→ ACTION ITEM
Set every line of the listing down again, keeping it identical.

+++

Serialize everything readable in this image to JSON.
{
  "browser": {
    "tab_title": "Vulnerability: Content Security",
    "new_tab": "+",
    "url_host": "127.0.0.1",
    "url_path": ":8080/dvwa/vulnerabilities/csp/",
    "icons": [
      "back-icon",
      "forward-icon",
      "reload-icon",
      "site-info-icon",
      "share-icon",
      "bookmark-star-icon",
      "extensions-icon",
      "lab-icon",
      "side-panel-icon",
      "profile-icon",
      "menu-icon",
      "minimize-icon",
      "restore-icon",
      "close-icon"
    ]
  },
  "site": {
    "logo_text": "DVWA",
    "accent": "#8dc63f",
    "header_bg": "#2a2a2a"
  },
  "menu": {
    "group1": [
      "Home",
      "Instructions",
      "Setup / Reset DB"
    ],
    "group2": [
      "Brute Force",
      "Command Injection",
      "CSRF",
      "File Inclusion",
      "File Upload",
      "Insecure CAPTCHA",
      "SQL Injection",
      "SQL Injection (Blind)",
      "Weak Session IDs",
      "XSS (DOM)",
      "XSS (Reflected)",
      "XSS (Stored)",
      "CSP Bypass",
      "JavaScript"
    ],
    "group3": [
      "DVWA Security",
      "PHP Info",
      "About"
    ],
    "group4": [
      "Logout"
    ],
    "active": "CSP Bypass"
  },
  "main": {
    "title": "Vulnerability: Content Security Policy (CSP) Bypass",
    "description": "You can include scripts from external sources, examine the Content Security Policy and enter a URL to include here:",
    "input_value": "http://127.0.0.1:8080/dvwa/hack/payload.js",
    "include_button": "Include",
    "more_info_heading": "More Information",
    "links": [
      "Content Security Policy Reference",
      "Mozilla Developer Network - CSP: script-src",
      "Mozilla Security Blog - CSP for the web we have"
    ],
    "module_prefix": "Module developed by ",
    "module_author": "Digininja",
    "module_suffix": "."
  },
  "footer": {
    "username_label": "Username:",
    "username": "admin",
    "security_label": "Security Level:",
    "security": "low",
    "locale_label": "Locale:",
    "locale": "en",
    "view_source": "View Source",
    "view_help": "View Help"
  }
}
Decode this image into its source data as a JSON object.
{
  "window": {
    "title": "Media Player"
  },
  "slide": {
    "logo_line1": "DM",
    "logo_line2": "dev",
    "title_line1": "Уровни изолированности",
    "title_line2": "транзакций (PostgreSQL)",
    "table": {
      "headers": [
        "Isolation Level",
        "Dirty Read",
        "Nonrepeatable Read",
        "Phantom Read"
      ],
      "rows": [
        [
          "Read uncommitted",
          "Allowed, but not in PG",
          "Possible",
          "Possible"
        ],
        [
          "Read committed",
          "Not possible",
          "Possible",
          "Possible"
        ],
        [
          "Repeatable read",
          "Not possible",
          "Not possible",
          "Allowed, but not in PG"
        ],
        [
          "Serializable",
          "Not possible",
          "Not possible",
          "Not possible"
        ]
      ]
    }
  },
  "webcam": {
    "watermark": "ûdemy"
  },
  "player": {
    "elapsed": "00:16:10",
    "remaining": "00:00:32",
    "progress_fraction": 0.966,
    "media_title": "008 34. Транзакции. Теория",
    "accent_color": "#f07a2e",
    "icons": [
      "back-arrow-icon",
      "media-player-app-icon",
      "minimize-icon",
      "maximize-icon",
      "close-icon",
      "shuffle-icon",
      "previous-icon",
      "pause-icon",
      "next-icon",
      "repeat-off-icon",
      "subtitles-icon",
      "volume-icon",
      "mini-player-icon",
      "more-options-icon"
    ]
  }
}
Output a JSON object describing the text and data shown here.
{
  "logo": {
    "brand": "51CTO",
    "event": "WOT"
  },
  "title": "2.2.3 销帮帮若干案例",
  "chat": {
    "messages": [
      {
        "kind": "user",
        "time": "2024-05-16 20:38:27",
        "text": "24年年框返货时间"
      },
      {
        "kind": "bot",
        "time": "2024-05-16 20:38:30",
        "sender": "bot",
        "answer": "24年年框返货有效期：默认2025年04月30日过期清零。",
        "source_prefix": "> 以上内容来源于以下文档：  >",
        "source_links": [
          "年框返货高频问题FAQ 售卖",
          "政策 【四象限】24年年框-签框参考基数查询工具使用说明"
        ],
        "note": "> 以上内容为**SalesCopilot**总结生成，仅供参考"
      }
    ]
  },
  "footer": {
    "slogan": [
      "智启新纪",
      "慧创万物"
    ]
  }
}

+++

→ ANSWER TO THE EXERCISE
Serialize everything readable in this image to JSON.
{
  "browser": {
    "tab_title": "Vulnerability: Content Security",
    "new_tab": "+",
    "url_host": "127.0.0.1",
    "url_path": ":8080/dvwa/vulnerabilities/csp/",
    "icons": [
      "back-icon",
      "forward-icon",
      "reload-icon",
      "site-info-icon",
      "share-icon",
      "bookmark-star-icon",
      "extensions-icon",
      "lab-icon",
      "side-panel-icon",
      "profile-icon",
      "menu-icon",
      "minimize-icon",
      "restore-icon",
      "close-icon"
    ]
  },
  "site": {
    "logo_text": "DVWA",
    "accent": "#8dc63f",
    "header_bg": "#2a2a2a"
  },
  "menu": {
    "group1": [
      "Home",
      "Instructions",
      "Setup / Reset DB"
    ],
    "group2": [
      "Brute Force",
      "Command Injection",
      "CSRF",
      "File Inclusion",
      "File Upload",
      "Insecure CAPTCHA",
      "SQL Injection",
      "SQL Injection (Blind)",
      "Weak Session IDs",
      "XSS (DOM)",
      "XSS (Reflected)",
      "XSS (Stored)",
      "CSP Bypass",
      "JavaScript"
    ],
    "group3": [
      "DVWA Security",
      "PHP Info",
      "About"
    ],
    "group4": [
      "Logout"
    ],
    "active": "CSP Bypass"
  },
  "main": {
    "title": "Vulnerability: Content Security Policy (CSP) Bypass",
    "description": "You can include scripts from external sources, examine the Content Security Policy and enter a URL to include here:",
    "input_value": "http://127.0.0.1:8080/dvwa/hack/payload.js",
    "include_button": "Include",
    "more_info_heading": "More Information",
    "links": [
      "Content Security Policy Reference",
      "Mozilla Developer Network - CSP: script-src",
      "Mozilla Security Blog - CSP for the web we have"
    ],
    "module_prefix": "Module developed by ",
    "module_author": "Digininja",
    "module_suffix": "."
  },
  "footer": {
    "username_label": "Username:",
    "username": "admin",
    "security_label": "Security Level:",
    "security": "low",
    "locale_label": "Locale:",
    "locale": "en",
    "view_source": "View Source",
    "view_help": "View Help"
  }
}
Decode this image into its source data as a JSON object.
{
  "window": {
    "title": "Media Player"
  },
  "slide": {
    "logo_line1": "DM",
    "logo_line2": "dev",
    "title_line1": "Уровни изолированности",
    "title_line2": "транзакций (PostgreSQL)",
    "table": {
      "headers": [
        "Isolation Level",
        "Dirty Read",
        "Nonrepeatable Read",
        "Phantom Read"
      ],
      "rows": [
        [
          "Read uncommitted",
          "Allowed, but not in PG",
          "Possible",
          "Possible"
        ],
        [
          "Read committed",
          "Not possible",
          "Possible",
          "Possible"
        ],
        [
          "Repeatable read",
          "Not possible",
          "Not possible",
          "Allowed, but not in PG"
        ],
        [
          "Serializable",
          "Not possible",
          "Not possible",
          "Not possible"
        ]
      ]
    }
  },
  "webcam": {
    "watermark": "ûdemy"
  },
  "player": {
    "elapsed": "00:16:10",
    "remaining": "00:00:32",
    "progress_fraction": 0.966,
    "media_title": "008 34. Транзакции. Теория",
    "accent_color": "#f07a2e",
    "icons": [
      "back-arrow-icon",
      "media-player-app-icon",
      "minimize-icon",
      "maximize-icon",
      "close-icon",
      "shuffle-icon",
      "previous-icon",
      "pause-icon",
      "next-icon",
      "repeat-off-icon",
      "subtitles-icon",
      "volume-icon",
      "mini-player-icon",
      "more-options-icon"
    ]
  }
}
Output a JSON object describing the text and data shown here.
{
  "logo": {
    "brand": "51CTO",
    "event": "WOT"
  },
  "title": "2.2.3 销帮帮若干案例",
  "chat": {
    "messages": [
      {
        "kind": "user",
        "time": "2024-05-16 20:38:27",
        "text": "24年年框返货时间"
      },
      {
        "kind": "bot",
        "time": "2024-05-16 20:38:30",
        "sender": "bot",
        "answer": "24年年框返货有效期：默认2025年04月30日过期清零。",
        "source_prefix": "> 以上内容来源于以下文档：  >",
        "source_links": [
          "年框返货高频问题FAQ 售卖",
          "政策 【四象限】24年年框-签框参考基数查询工具使用说明"
        ],
        "note": "> 以上内容为**SalesCopilot**总结生成，仅供参考"
      }
    ]
  },
  "footer": {
    "slogan": [
      "智启新纪",
      "慧创万物"
    ]
  }
}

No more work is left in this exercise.